Your answer is a copy of every line in the records where "JSON" appears.

====== DATASET CONTENT

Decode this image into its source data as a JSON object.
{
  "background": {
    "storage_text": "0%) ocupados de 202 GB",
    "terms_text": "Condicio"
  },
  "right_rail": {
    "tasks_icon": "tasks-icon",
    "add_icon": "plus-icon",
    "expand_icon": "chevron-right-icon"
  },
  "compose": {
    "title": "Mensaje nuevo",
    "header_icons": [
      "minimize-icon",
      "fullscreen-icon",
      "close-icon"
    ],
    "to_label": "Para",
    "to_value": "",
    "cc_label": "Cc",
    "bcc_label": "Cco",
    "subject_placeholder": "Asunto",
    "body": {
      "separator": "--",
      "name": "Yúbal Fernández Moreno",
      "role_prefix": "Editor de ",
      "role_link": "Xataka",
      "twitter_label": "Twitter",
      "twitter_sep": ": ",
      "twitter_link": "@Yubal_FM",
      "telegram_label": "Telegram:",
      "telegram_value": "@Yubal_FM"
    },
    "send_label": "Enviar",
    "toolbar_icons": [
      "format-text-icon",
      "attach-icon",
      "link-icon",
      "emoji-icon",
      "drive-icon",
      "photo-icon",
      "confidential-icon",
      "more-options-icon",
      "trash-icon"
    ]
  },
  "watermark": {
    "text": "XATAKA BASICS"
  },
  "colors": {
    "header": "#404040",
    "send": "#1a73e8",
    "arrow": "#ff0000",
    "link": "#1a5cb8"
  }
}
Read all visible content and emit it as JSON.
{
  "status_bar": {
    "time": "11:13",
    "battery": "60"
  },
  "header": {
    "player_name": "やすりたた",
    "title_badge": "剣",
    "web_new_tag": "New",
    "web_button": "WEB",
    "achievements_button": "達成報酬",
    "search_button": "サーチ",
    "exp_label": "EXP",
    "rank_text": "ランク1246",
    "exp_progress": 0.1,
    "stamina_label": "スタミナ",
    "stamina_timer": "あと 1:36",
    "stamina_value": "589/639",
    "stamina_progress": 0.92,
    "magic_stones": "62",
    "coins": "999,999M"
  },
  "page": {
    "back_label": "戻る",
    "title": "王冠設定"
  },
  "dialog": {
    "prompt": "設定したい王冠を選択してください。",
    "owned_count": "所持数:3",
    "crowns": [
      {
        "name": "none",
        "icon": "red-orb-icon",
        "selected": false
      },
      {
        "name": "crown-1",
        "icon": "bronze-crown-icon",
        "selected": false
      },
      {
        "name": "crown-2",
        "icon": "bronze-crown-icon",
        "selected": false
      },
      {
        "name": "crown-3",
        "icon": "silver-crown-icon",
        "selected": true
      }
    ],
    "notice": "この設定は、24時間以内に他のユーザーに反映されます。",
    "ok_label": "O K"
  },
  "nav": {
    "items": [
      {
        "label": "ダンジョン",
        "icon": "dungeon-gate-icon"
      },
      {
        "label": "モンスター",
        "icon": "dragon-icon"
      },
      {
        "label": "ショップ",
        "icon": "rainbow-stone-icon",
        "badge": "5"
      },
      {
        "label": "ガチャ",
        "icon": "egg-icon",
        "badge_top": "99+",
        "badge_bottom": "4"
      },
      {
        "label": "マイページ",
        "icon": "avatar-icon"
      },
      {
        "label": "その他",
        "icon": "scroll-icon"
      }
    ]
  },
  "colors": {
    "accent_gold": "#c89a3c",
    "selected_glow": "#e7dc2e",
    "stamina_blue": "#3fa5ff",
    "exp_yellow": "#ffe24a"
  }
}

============

EXERCISE RESULT:
Decode this image into its source data as a JSON object.
Read all visible content and emit it as JSON.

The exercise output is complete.